For speed touring, binding options are quickly growing in number. Although the "fat and baggie" thing is all the rage here in the U.S., Europeans have been focused on simply covering ground in the mountains forever. In fact, many established ski companies on the other side of the pond don't make any skis that most free skiers would consider fat enough. Ninety five millimeters underfoot is about as big a ski as you can go with many of them. But for touring and racing in the mountains, the Euros have you covered.
One of the most interesting, fun and innovative aspects of speed touring is the gear. By gear, I'm referring to skis, bindings and boots. As I pointed out in a previous post, many of the technological innovations developed for the highly specialized rando race market have now trickled down to the everymans' ski touring market. This allows even less serious skiers to cleave pounds off their set-up and take tens of minutes off their touring times.

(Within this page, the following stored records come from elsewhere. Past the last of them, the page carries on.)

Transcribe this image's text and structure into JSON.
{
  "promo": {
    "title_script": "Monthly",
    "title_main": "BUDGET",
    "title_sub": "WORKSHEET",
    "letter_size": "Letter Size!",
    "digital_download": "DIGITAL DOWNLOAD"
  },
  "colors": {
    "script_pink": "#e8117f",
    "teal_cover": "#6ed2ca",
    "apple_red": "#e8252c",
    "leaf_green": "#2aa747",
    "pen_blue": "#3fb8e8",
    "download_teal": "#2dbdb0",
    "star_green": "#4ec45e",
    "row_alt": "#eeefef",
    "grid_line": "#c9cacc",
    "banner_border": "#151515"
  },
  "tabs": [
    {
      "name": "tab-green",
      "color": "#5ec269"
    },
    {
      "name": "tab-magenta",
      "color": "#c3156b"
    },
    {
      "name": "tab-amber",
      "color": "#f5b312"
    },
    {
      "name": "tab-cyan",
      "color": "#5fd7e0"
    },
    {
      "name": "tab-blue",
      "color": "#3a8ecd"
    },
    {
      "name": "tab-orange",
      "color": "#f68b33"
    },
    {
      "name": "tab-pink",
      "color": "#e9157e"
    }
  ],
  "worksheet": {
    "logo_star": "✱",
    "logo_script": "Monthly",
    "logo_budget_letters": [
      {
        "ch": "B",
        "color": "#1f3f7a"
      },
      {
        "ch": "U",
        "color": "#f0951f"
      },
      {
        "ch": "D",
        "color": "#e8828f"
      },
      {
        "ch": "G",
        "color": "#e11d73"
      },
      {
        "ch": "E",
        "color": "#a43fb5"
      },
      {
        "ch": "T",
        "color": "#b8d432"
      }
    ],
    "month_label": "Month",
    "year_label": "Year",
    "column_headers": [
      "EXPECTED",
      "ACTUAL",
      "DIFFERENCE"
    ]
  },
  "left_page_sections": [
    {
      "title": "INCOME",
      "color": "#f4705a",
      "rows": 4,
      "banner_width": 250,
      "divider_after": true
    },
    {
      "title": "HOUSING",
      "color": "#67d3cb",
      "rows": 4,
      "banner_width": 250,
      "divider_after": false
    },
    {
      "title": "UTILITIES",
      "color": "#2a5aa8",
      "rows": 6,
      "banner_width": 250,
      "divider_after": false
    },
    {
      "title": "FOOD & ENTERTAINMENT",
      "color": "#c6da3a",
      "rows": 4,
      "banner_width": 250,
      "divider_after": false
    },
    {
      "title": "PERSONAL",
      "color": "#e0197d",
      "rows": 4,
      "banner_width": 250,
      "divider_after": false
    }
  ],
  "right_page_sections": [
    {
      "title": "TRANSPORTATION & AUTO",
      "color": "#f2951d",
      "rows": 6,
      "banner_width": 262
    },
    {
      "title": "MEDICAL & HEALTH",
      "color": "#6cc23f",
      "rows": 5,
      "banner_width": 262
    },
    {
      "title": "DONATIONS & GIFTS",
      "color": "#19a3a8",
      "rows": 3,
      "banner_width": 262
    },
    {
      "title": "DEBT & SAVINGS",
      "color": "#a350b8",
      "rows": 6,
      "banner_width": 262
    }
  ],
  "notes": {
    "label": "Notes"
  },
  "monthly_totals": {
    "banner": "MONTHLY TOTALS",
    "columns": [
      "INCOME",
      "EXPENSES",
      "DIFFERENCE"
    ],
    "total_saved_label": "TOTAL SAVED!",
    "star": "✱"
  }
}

For those lapping powder runs at the their favorite shot in the back country, this means more vertical and less effort.
I'm starting to get a tick thinking about the data generated by my new toy, the Suunto T6 wrist computer. Be careful what you wish for, right? Don't get me wrong, seeing the performance data is crazy interesting to a geek like me but crunching the information and generating some direction afterwards is overwhelming. Fortunately, I have solicited advice from Mark Twight at Gym Jones and Matthew Weatherley-White from Restwise to help make some sense of it all.
Two years ago I went into this race looking for a good performance having had some decent results during the season. Granted, the field was not deep then but I managed 9th and walked away very satisfied. As you know from reading here over the past 2 months, I have prepared very methodically and, well, hard for this event. Still, I did not harbor any delusions of this 49 year old whooping ass on the best field North America has to offer. I would have loved to have been surprised. But let's face it, I prepared in a time-tested fashion, using training techniques that have served me well for decades. There is no reason why anything extraordinary should have come of it. And, well, it didn't.

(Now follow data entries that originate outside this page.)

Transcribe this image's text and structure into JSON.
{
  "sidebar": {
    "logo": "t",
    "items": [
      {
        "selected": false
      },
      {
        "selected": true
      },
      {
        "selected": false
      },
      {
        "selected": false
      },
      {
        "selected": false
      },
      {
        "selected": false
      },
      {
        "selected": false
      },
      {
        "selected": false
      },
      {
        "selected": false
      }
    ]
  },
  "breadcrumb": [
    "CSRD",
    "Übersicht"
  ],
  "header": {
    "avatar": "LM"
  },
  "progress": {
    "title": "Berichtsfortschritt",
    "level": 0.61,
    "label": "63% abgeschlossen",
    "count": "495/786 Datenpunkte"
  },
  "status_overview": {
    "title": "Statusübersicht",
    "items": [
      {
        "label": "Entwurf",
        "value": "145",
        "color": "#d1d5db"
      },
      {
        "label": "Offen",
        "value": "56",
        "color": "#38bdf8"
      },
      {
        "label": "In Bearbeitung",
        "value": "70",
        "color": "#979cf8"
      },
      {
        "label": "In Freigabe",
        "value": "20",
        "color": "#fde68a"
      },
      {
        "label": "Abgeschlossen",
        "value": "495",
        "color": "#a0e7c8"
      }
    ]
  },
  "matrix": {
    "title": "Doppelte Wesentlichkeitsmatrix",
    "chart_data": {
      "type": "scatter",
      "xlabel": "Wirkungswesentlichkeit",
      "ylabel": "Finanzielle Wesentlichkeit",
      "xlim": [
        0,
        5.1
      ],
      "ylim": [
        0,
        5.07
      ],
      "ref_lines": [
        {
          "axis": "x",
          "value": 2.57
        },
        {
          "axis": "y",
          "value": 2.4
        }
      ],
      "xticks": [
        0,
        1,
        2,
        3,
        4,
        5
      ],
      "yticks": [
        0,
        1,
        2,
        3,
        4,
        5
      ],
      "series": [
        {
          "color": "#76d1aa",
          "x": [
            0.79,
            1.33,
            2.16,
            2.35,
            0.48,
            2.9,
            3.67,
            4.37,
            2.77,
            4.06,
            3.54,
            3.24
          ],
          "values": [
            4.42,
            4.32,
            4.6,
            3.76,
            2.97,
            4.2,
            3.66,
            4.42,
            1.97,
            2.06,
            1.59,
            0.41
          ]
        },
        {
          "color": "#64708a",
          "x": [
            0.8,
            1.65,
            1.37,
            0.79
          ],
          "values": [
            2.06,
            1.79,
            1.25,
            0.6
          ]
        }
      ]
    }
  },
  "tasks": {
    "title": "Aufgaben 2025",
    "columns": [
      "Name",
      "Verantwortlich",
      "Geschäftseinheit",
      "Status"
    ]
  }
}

In the second installment of this piece I want to cover my choices for clothing, packs, related softgoods and fueling. Skis, bindings, boots and technique will be saved for the final chapter.